Try it =
Check each line of the entries for the string "woman". Report only how many lines have it.

Given data =

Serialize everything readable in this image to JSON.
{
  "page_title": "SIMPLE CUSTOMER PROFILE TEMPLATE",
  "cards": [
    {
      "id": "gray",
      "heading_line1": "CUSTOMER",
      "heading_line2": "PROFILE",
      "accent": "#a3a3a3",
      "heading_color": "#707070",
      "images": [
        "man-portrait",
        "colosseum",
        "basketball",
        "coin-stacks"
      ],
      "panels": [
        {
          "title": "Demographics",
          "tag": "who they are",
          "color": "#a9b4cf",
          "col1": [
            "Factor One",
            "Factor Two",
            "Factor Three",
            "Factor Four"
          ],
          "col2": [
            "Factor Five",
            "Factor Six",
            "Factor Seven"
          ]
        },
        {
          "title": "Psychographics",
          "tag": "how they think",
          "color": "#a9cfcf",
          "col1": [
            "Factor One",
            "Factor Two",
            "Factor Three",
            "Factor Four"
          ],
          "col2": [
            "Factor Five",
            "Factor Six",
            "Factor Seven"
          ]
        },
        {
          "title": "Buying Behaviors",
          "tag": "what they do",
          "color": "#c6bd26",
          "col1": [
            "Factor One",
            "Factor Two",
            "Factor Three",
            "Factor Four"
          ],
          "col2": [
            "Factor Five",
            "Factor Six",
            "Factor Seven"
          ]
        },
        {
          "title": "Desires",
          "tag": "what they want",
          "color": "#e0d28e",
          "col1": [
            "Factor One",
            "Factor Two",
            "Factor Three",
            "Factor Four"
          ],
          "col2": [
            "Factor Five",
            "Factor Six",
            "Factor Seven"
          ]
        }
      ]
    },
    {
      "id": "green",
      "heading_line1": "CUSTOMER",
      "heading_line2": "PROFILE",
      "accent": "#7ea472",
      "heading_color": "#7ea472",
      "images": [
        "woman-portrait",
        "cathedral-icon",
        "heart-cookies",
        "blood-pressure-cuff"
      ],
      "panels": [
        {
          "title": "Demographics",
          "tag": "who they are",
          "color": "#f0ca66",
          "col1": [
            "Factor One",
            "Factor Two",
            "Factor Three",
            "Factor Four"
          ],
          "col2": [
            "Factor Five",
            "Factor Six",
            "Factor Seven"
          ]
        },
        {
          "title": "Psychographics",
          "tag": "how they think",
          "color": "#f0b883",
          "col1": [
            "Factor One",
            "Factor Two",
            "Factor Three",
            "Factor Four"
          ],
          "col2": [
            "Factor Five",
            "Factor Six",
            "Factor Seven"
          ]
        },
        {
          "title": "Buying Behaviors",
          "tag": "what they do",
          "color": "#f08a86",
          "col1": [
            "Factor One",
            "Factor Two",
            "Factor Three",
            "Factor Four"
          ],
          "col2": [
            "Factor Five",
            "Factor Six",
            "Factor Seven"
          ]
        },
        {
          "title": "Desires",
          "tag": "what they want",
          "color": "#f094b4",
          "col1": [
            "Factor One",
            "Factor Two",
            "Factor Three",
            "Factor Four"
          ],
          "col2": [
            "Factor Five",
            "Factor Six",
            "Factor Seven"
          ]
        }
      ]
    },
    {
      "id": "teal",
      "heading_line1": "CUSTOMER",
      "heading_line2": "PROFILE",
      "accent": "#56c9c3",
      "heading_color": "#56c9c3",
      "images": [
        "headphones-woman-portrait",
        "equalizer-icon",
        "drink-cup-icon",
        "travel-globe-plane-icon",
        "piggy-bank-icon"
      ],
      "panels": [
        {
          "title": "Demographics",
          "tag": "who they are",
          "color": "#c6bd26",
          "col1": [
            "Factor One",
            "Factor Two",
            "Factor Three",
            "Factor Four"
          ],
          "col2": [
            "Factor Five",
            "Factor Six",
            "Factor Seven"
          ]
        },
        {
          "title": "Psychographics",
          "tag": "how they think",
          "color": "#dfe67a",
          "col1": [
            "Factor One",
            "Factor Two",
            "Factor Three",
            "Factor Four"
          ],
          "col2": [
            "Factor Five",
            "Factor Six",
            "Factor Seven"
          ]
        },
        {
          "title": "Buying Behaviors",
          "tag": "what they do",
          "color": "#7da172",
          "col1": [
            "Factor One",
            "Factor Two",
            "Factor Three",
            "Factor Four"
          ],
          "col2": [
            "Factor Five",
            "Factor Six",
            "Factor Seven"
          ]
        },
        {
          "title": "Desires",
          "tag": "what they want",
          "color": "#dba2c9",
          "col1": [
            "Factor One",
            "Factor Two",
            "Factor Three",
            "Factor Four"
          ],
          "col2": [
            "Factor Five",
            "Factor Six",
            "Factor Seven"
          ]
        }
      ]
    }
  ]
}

Solution =
2